━━ Records supplied

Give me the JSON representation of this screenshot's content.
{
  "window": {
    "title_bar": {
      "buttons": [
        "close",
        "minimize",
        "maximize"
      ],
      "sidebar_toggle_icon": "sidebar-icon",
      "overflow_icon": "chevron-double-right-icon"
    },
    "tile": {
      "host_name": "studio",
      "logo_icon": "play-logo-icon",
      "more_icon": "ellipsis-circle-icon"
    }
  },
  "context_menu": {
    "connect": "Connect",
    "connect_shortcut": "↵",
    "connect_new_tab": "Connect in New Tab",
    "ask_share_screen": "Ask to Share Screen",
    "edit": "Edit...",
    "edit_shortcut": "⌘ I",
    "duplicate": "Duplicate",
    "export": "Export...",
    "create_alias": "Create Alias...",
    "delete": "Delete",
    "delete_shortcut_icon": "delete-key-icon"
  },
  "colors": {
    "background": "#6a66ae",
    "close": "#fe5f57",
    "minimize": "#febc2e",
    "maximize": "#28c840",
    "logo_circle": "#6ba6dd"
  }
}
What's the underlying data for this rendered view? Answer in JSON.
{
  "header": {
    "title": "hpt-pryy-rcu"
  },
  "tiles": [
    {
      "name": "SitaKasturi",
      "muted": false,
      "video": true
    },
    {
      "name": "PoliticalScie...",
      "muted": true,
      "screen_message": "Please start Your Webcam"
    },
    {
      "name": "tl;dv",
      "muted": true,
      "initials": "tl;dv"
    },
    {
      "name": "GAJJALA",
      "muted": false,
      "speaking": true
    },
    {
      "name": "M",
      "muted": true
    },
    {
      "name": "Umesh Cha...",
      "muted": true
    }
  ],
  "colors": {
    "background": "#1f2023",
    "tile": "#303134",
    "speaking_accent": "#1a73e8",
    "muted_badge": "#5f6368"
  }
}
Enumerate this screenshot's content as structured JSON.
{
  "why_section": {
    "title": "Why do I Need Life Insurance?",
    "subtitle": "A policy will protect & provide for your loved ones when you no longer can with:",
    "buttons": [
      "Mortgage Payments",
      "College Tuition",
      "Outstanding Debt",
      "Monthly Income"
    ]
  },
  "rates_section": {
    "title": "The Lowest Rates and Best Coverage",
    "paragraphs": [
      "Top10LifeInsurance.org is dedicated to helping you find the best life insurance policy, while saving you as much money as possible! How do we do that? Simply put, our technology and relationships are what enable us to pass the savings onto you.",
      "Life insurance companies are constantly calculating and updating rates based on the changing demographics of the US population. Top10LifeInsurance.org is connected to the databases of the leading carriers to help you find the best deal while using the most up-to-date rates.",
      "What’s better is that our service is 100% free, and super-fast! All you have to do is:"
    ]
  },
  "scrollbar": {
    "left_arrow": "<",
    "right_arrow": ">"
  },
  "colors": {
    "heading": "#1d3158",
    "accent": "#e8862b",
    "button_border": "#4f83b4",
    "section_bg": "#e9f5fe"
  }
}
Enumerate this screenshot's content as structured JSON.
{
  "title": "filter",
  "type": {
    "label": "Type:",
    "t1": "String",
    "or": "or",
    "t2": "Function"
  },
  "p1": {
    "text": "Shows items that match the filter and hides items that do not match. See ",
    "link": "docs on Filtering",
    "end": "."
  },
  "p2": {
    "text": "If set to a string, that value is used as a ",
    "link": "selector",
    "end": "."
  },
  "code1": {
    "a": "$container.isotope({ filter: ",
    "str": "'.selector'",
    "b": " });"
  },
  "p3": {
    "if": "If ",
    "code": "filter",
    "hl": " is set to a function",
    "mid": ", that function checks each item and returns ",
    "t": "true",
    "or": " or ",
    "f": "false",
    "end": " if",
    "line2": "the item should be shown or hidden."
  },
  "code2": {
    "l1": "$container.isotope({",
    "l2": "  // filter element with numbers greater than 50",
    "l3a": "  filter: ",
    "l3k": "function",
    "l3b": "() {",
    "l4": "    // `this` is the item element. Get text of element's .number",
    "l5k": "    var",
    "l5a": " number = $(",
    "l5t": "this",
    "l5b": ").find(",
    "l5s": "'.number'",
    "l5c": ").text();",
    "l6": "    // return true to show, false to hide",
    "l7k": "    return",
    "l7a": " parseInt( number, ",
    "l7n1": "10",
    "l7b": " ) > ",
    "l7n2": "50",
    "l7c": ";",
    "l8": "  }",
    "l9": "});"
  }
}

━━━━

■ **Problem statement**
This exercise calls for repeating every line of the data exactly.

■ **Answer for the task**
Give me the JSON representation of this screenshot's content.
{
  "window": {
    "title_bar": {
      "buttons": [
        "close",
        "minimize",
        "maximize"
      ],
      "sidebar_toggle_icon": "sidebar-icon",
      "overflow_icon": "chevron-double-right-icon"
    },
    "tile": {
      "host_name": "studio",
      "logo_icon": "play-logo-icon",
      "more_icon": "ellipsis-circle-icon"
    }
  },
  "context_menu": {
    "connect": "Connect",
    "connect_shortcut": "↵",
    "connect_new_tab": "Connect in New Tab",
    "ask_share_screen": "Ask to Share Screen",
    "edit": "Edit...",
    "edit_shortcut": "⌘ I",
    "duplicate": "Duplicate",
    "export": "Export...",
    "create_alias": "Create Alias...",
    "delete": "Delete",
    "delete_shortcut_icon": "delete-key-icon"
  },
  "colors": {
    "background": "#6a66ae",
    "close": "#fe5f57",
    "minimize": "#febc2e",
    "maximize": "#28c840",
    "logo_circle": "#6ba6dd"
  }
}
What's the underlying data for this rendered view? Answer in JSON.
{
  "header": {
    "title": "hpt-pryy-rcu"
  },
  "tiles": [
    {
      "name": "SitaKasturi",
      "muted": false,
      "video": true
    },
    {
      "name": "PoliticalScie...",
      "muted": true,
      "screen_message": "Please start Your Webcam"
    },
    {
      "name": "tl;dv",
      "muted": true,
      "initials": "tl;dv"
    },
    {
      "name": "GAJJALA",
      "muted": false,
      "speaking": true
    },
    {
      "name": "M",
      "muted": true
    },
    {
      "name": "Umesh Cha...",
      "muted": true
    }
  ],
  "colors": {
    "background": "#1f2023",
    "tile": "#303134",
    "speaking_accent": "#1a73e8",
    "muted_badge": "#5f6368"
  }
}
Enumerate this screenshot's content as structured JSON.
{
  "why_section": {
    "title": "Why do I Need Life Insurance?",
    "subtitle": "A policy will protect & provide for your loved ones when you no longer can with:",
    "buttons": [
      "Mortgage Payments",
      "College Tuition",
      "Outstanding Debt",
      "Monthly Income"
    ]
  },
  "rates_section": {
    "title": "The Lowest Rates and Best Coverage",
    "paragraphs": [
      "Top10LifeInsurance.org is dedicated to helping you find the best life insurance policy, while saving you as much money as possible! How do we do that? Simply put, our technology and relationships are what enable us to pass the savings onto you.",
      "Life insurance companies are constantly calculating and updating rates based on the changing demographics of the US population. Top10LifeInsurance.org is connected to the databases of the leading carriers to help you find the best deal while using the most up-to-date rates.",
      "What’s better is that our service is 100% free, and super-fast! All you have to do is:"
    ]
  },
  "scrollbar": {
    "left_arrow": "<",
    "right_arrow": ">"
  },
  "colors": {
    "heading": "#1d3158",
    "accent": "#e8862b",
    "button_border": "#4f83b4",
    "section_bg": "#e9f5fe"
  }
}
Enumerate this screenshot's content as structured JSON.
{
  "title": "filter",
  "type": {
    "label": "Type:",
    "t1": "String",
    "or": "or",
    "t2": "Function"
  },
  "p1": {
    "text": "Shows items that match the filter and hides items that do not match. See ",
    "link": "docs on Filtering",
    "end": "."
  },
  "p2": {
    "text": "If set to a string, that value is used as a ",
    "link": "selector",
    "end": "."
  },
  "code1": {
    "a": "$container.isotope({ filter: ",
    "str": "'.selector'",
    "b": " });"
  },
  "p3": {
    "if": "If ",
    "code": "filter",
    "hl": " is set to a function",
    "mid": ", that function checks each item and returns ",
    "t": "true",
    "or": " or ",
    "f": "false",
    "end": " if",
    "line2": "the item should be shown or hidden."
  },
  "code2": {
    "l1": "$container.isotope({",
    "l2": "  // filter element with numbers greater than 50",
    "l3a": "  filter: ",
    "l3k": "function",
    "l3b": "() {",
    "l4": "    // `this` is the item element. Get text of element's .number",
    "l5k": "    var",
    "l5a": " number = $(",
    "l5t": "this",
    "l5b": ").find(",
    "l5s": "'.number'",
    "l5c": ").text();",
    "l6": "    // return true to show, false to hide",
    "l7k": "    return",
    "l7a": " parseInt( number, ",
    "l7n1": "10",
    "l7b": " ) > ",
    "l7n2": "50",
    "l7c": ";",
    "l8": "  }",
    "l9": "});"
  }
}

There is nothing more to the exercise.